That's it. It's not about a quarter-million dollars of Italian horsepower, nor an auto straight off the autobahn, nor a throbbing piece of Detroit muscle. Show me a guy who pilots whatever chariot he's in like a smooth operator, and I'll show you hot. This, of course, opens up the running to anyone who drives, whether it's a pickup or a Prius, a Rolls or a Smartie. You can leap to the front of the line without spending another dime.
Merge like Matisse. I wish I could relate just how nice it is to see a man merge on to a highway with finesse. He notes traffic flow from the top of the ramp, he seamlessly gets up to speed, and he merges like an artist instead of like Roger Ramjet.
Hold the (car) door for another. The same way we note how you speak to waiters, talk about your mom or trash your ex, we watch your road manners. That ability to let someone in? It speaks volumes about your patience. Let that other driver have the parking spot? Allow pedestrians time to safely cross?

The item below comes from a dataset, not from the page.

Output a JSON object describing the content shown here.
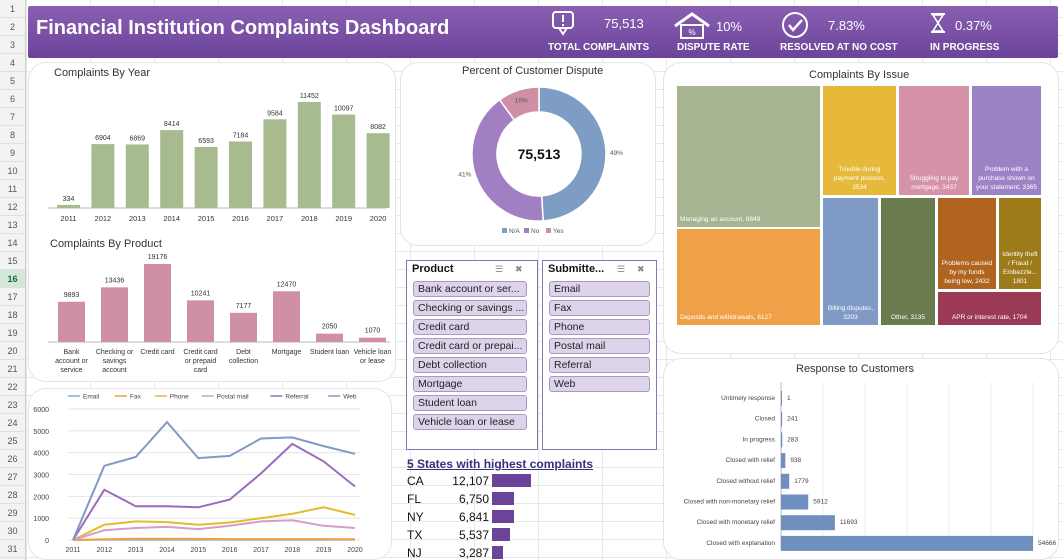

There's a generosity of spirit in those acts that relates more about your personality than a Match.com questionnaire ever could.
Keep your eyes on the real prize. Regardless of the scintillating conversation taking place in the car, you never reduce your concentration on the road. That red light coming up? You've already picked it up, and have begun adjusting your speed and vehicle placement. You'll never even spill my coffee, let alone plunge me through the windshield.

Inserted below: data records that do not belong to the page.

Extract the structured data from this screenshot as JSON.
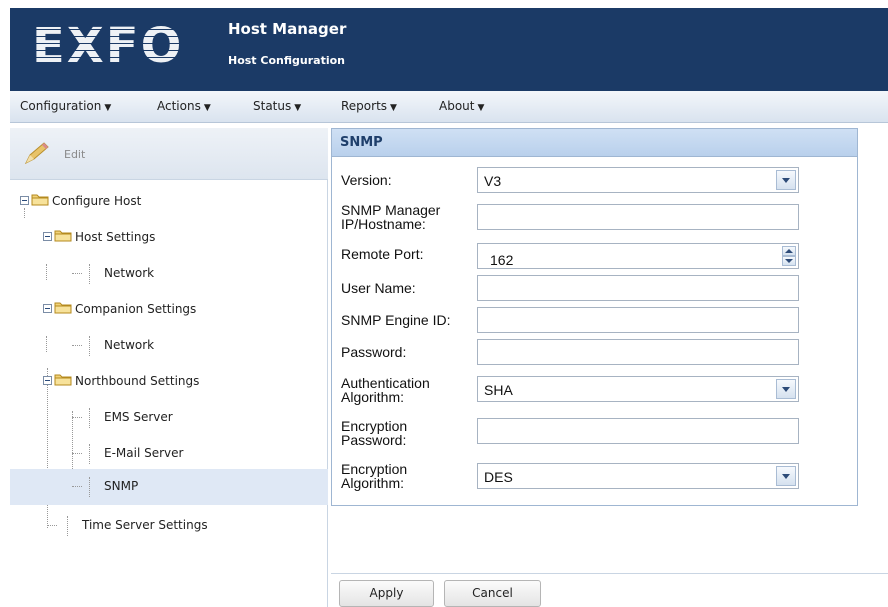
{
  "header": {
    "logo_text": "EXFO",
    "title": "Host Manager",
    "subtitle": "Host Configuration"
  },
  "menu": [
    {
      "label": "Configuration"
    },
    {
      "label": "Actions"
    },
    {
      "label": "Status"
    },
    {
      "label": "Reports"
    },
    {
      "label": "About"
    }
  ],
  "toolbar": {
    "edit_label": "Edit"
  },
  "tree": {
    "root": "Configure Host",
    "host_settings": "Host Settings",
    "host_network": "Network",
    "companion_settings": "Companion Settings",
    "companion_network": "Network",
    "northbound_settings": "Northbound Settings",
    "ems_server": "EMS Server",
    "email_server": "E-Mail Server",
    "snmp": "SNMP",
    "time_server_settings": "Time Server Settings",
    "selected": "SNMP"
  },
  "snmp_panel": {
    "title": "SNMP",
    "version": {
      "label": "Version:",
      "value": "V3"
    },
    "manager_host": {
      "label_line1": "SNMP Manager",
      "label_line2": "IP/Hostname:",
      "value": ""
    },
    "remote_port": {
      "label": "Remote Port:",
      "value": "162"
    },
    "user_name": {
      "label": "User Name:",
      "value": ""
    },
    "engine_id": {
      "label": "SNMP Engine ID:",
      "value": ""
    },
    "password": {
      "label": "Password:",
      "value": ""
    },
    "auth_algorithm": {
      "label_line1": "Authentication",
      "label_line2": "Algorithm:",
      "value": "SHA"
    },
    "encryption_password": {
      "label_line1": "Encryption",
      "label_line2": "Password:",
      "value": ""
    },
    "encryption_algorithm": {
      "label_line1": "Encryption",
      "label_line2": "Algorithm:",
      "value": "DES"
    }
  },
  "actions": {
    "apply_label": "Apply",
    "cancel_label": "Cancel"
  },
  "colors": {
    "header_bg": "#1b3a66",
    "selected_row": "#dfe8f5",
    "panel_title": "#1f3f6b"
  }
}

No sudden moves. Pedal stomping is for amateurs, and your ability to smoothly squeeze both throttle and brake rather than trounce on them speaks to maturity and self-control. Drag racing is fun to watch from the stands, less so from the passenger seat.

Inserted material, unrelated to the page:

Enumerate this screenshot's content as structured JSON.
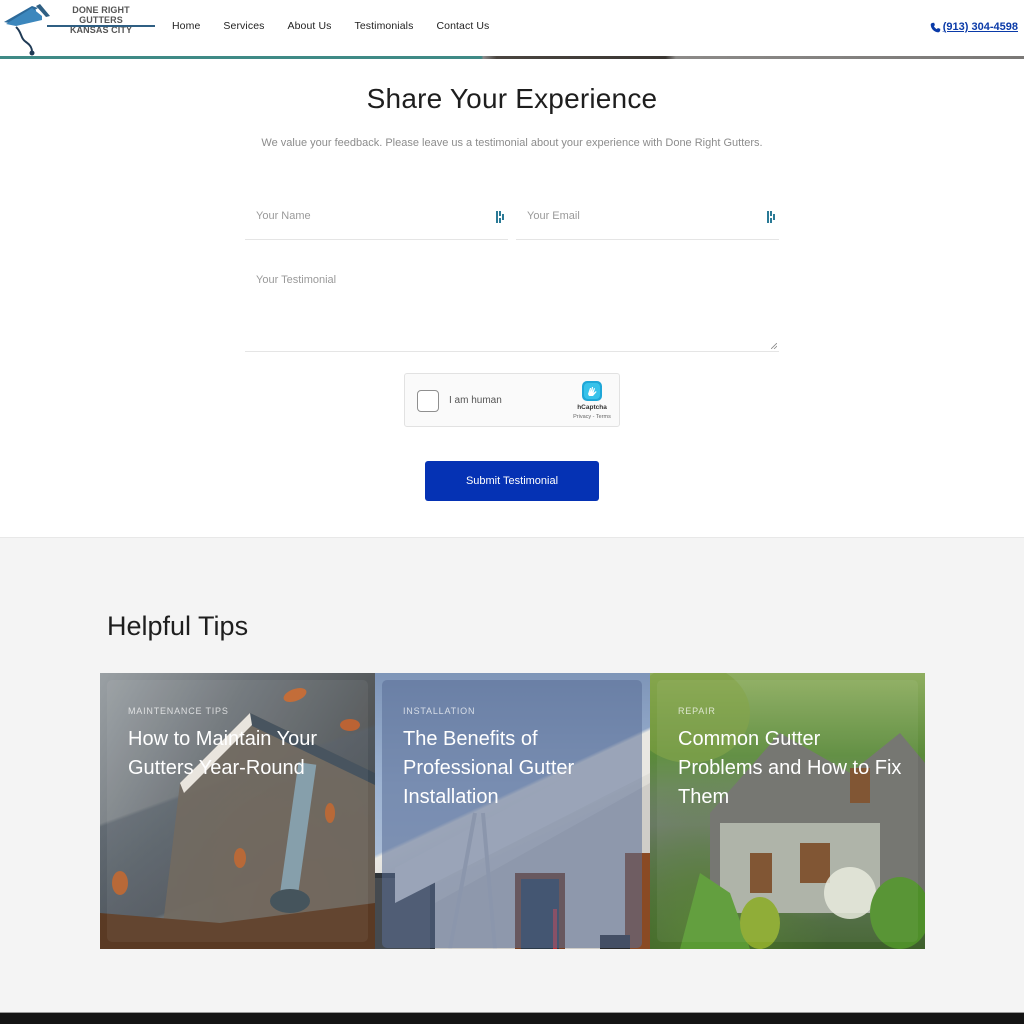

Being stubborn may be good at an auction, but it's really not great on the highway. Perhaps you feel like a reverse Moses, with all that traffic parting around you as you cling to "your" lane. Yes, you technically do own the road, but so do all those other people. There's a reason mules can't reproduce.
Know your place. Please don't pull up to a building in the fire zone, snap on your hazards and say you'll just be a minute. Same for double parking, same for taking a handicapped spot. Letting me know there is no one more important to you than well, you, tells me all I need to know about how you treat others in your world.
Send out the right signal. Using your turn indicator is a not a sign of weakness, it is polite. Running with scissors may make you a leader in other forums, but playing well with others makes our roads safer. Co-ordinating your actions when you drive so other drivers can predict what you're doing may take away the element of surprise, but I'm totally okay with that.
I think we just missed our exit. But this doesn't matter of course, because you already know you can always get to there from here, regardless of where here is. An extra few minutes to loop back safely is so much more attractive than zipping across three live lanes of traffic, or worse yet, executing the deadly highway back-up. Solving the missed exit scenario is a sneak peek into how you cope when things don't go your way. I won't be cutting you much slack for tantrums; you already have a mother.
Since no car yet has total autopilot, I'm going to assume if you're making conversation and gesticulating wildly that we are indeed doomed to crash, or at the very least be subjected to the infamous flub and tug: when you finally notice your error and overcorrect. You can gaze deeply into my eyes another time – keep your jazz hands on the wheel.
This too shall pass. The sure-fire sign of a secure man? Allowing the highway weavers and dodgers to pass. Being held hostage to an angry driver's quest to settle an imaginary score is annoying at best, and terrifying at worst. To paraphrase an adage: never race a fool, for the audience won't know who he is.
See how easy it is to rocket up the desirability scale? Oh, and all of the above? Totally true for women, too.